**Directions**
Go through the entries one line at a time, and gather every line that has the word "processes".

[Data records]
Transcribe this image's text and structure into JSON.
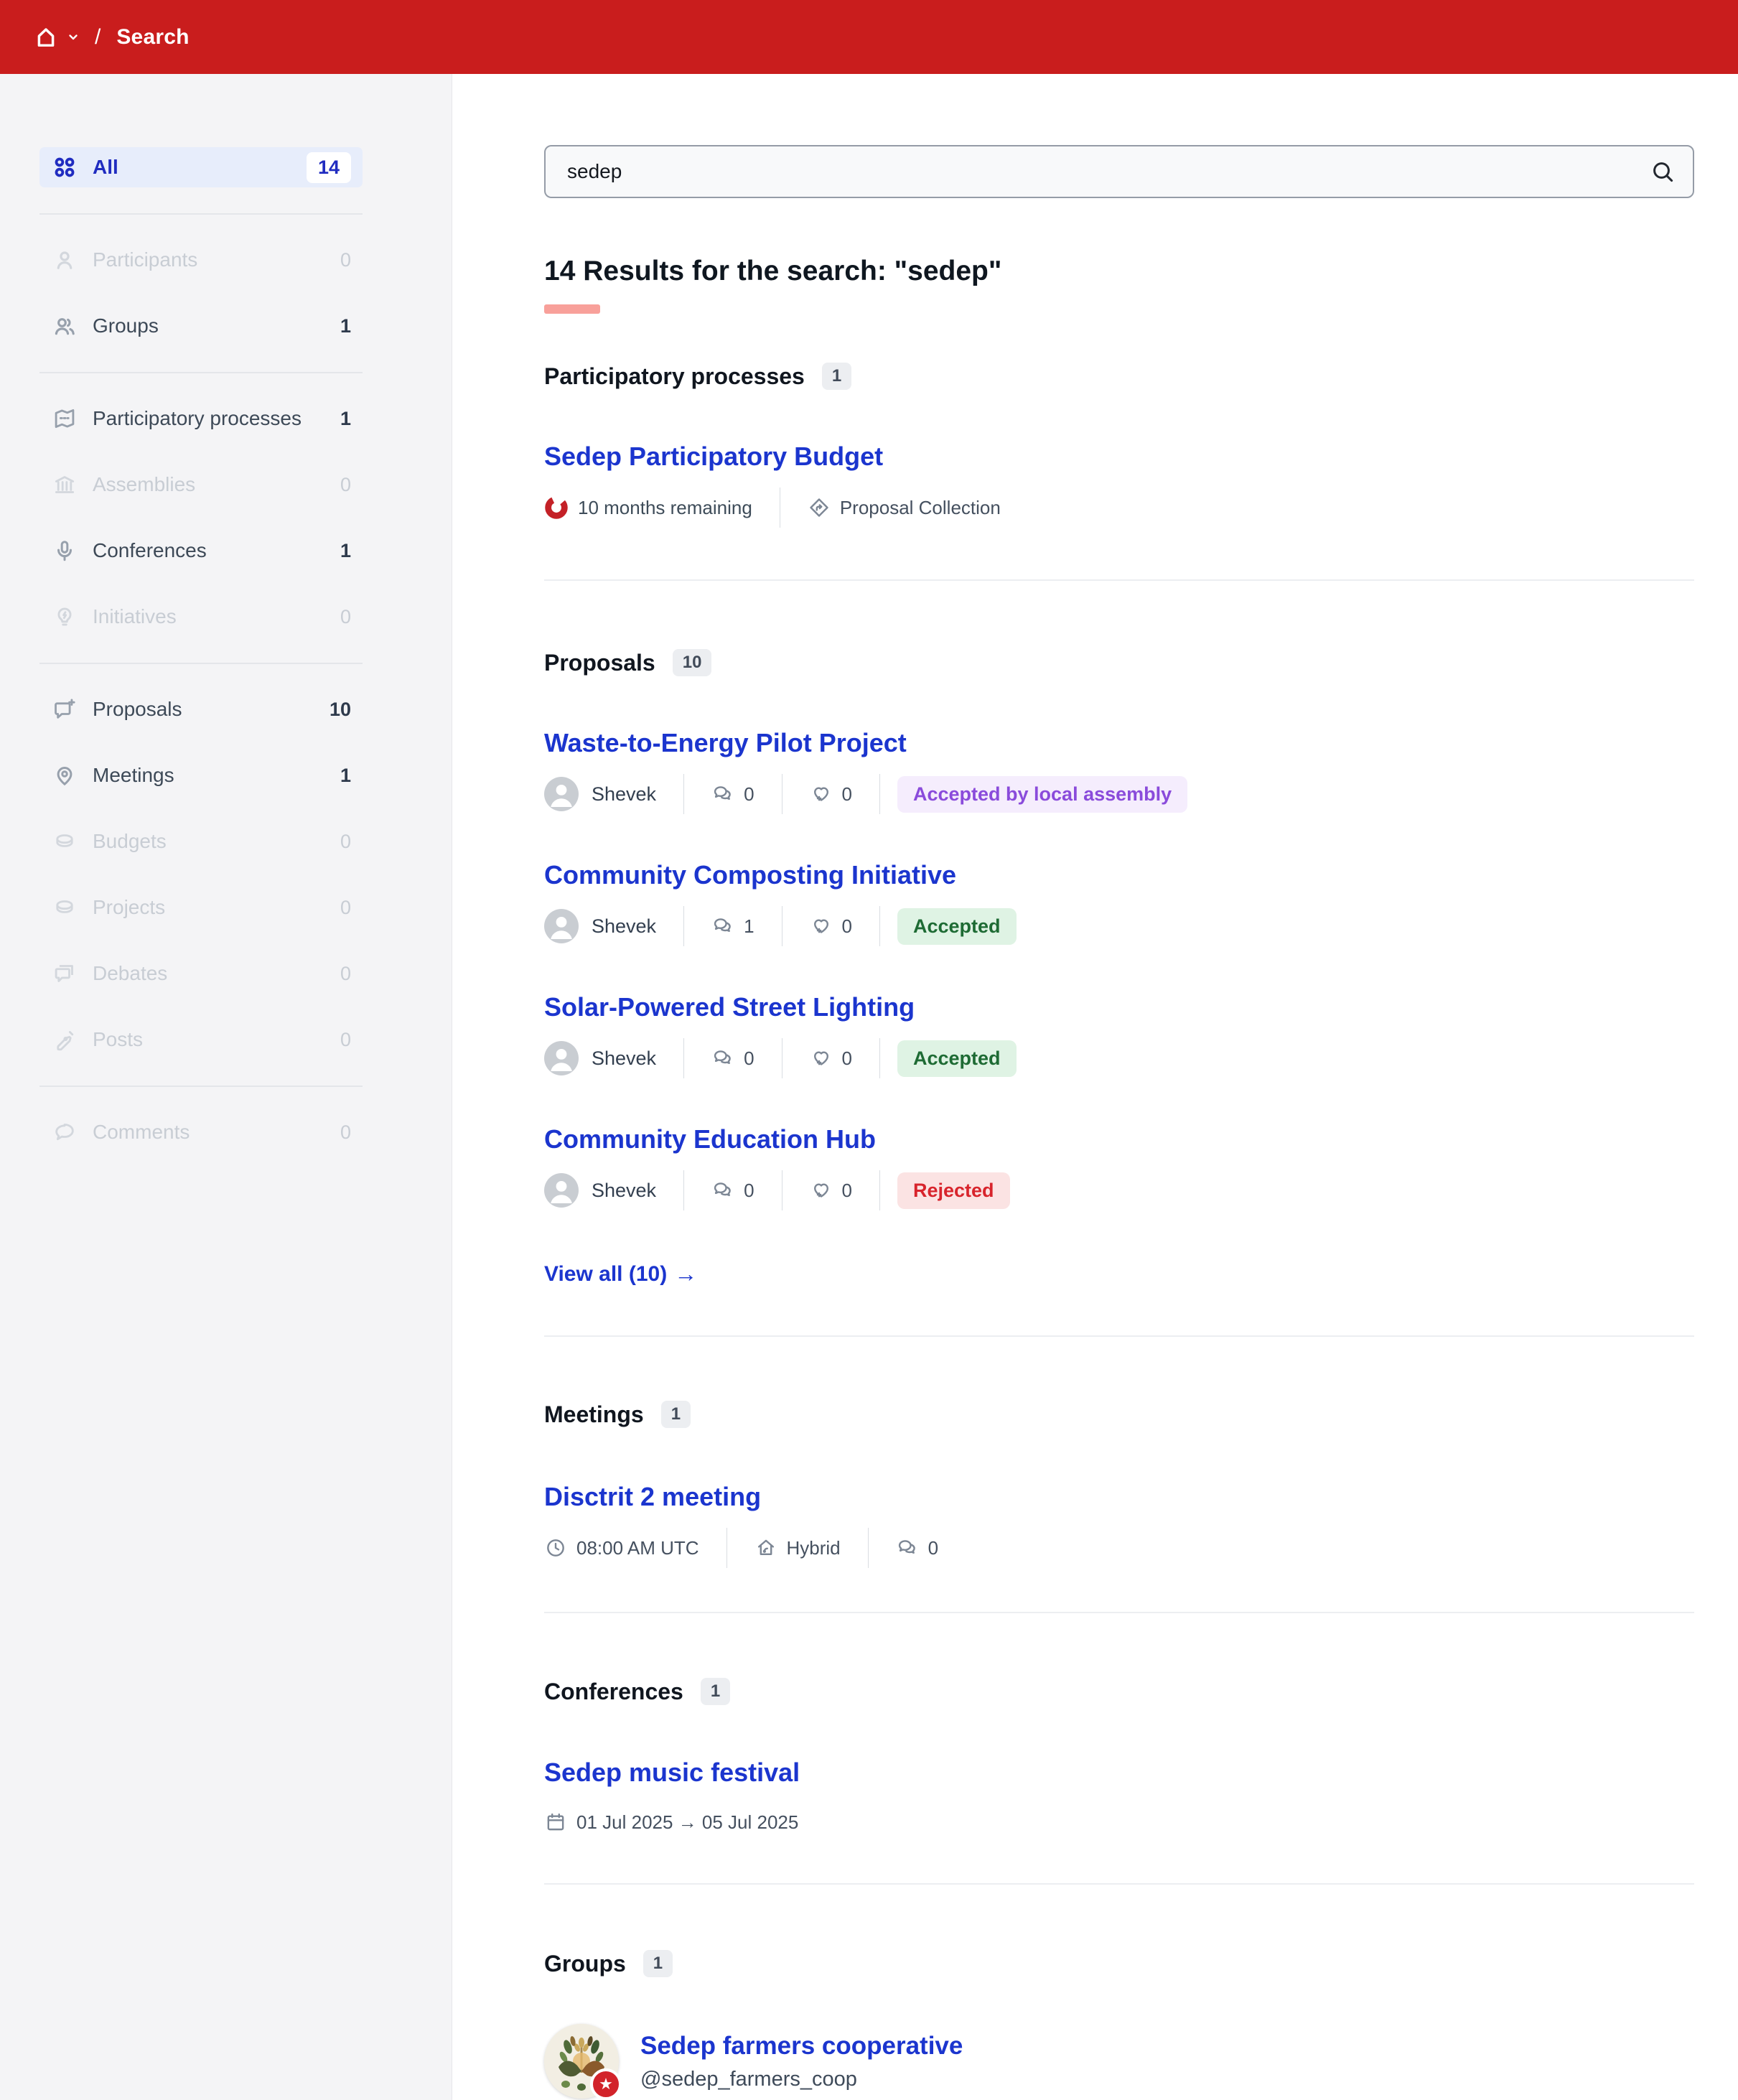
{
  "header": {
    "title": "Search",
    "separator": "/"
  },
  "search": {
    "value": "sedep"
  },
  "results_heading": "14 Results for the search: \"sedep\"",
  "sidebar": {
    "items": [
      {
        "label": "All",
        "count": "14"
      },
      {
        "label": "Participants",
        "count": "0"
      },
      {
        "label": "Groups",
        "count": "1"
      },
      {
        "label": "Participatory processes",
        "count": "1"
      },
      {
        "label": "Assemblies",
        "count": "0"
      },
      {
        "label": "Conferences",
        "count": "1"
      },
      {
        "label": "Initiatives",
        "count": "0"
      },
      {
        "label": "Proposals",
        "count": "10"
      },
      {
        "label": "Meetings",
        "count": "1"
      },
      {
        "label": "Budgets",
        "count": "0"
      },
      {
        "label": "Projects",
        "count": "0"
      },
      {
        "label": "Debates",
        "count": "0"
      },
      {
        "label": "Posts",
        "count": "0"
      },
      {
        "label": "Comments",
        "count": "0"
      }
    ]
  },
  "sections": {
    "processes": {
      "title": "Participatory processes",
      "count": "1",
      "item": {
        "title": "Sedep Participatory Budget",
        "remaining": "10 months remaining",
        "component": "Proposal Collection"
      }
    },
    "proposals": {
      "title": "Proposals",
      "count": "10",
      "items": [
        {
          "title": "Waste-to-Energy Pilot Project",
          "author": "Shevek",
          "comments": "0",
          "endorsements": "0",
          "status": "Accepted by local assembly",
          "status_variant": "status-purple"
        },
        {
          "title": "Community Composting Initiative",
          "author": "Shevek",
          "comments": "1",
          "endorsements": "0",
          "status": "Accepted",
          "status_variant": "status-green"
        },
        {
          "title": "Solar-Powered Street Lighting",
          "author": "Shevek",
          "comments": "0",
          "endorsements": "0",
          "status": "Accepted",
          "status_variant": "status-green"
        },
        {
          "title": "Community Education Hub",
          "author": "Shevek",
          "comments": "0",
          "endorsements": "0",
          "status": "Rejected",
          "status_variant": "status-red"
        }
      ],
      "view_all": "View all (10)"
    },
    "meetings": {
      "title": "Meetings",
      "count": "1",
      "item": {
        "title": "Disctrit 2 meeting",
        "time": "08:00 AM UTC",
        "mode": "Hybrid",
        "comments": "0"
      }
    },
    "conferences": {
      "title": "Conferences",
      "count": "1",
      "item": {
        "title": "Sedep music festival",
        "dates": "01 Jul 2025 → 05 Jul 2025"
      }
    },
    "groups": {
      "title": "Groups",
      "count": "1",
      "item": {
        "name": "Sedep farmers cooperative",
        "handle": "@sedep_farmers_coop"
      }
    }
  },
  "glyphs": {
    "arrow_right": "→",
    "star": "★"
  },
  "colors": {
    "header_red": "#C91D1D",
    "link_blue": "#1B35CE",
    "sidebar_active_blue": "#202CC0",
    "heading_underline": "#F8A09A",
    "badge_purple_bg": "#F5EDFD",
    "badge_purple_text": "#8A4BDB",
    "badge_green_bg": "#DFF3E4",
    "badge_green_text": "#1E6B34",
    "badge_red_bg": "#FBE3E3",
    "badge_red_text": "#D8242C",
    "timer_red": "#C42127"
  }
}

**Result for this exercise**
        "label": "Participatory processes",
    "processes": {
      "title": "Participatory processes",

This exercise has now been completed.